In addition to the limited curriculum of sex education classes, the very setting in which these classes took place may have inhibited discussion. According the literature on sexual education programs, the most widely evaluated school-based programs have targeted risky sexual behaviors and have been focused on outcomes— promoting abstinence, delaying sexual intercourse, and increasing the use of contraceptives CDC, b; Sociometrics, Intervention programs that include developmental issues, such as teen dating and relationships, need to be developed and evaluated to determine their effectiveness.

Graber and Brooks-Gunn argue for school-based programs that include information on developmental issues and challenges as well as skill-building to enhance behavioral outcomes. According to many participants, television and movies magnified and glorified sex. Many noted that relationships were portrayed in superficial or unrealistic ways. Programs and movies depicted relationships without any conflict or difficulties and sex as the ultimate experience that was always pleasurable and mutually satisfying.

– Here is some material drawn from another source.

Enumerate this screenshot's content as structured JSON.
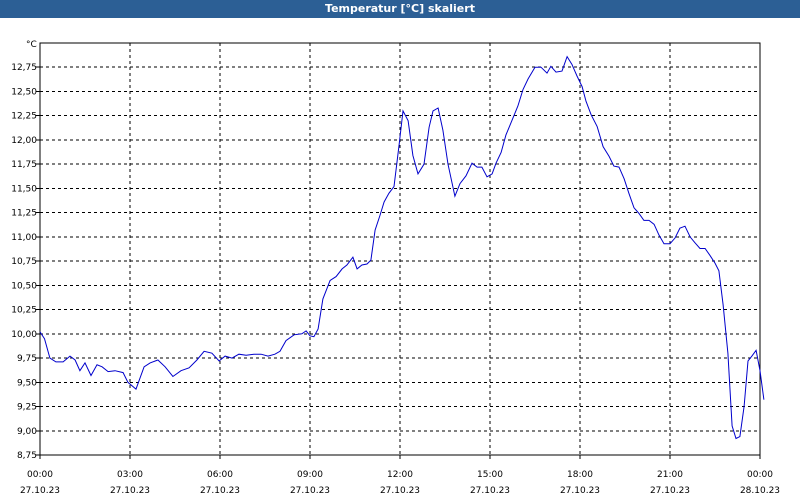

Some types of popular music, notably rap music, commonly used derogatory slang terms for women. Martino and colleagues found that teens, regardless of sex or gender, when exposed to degrading music lyrics— especially those that portrayed women as, primarily, sexual objects—were more likely to engage in sexual activity.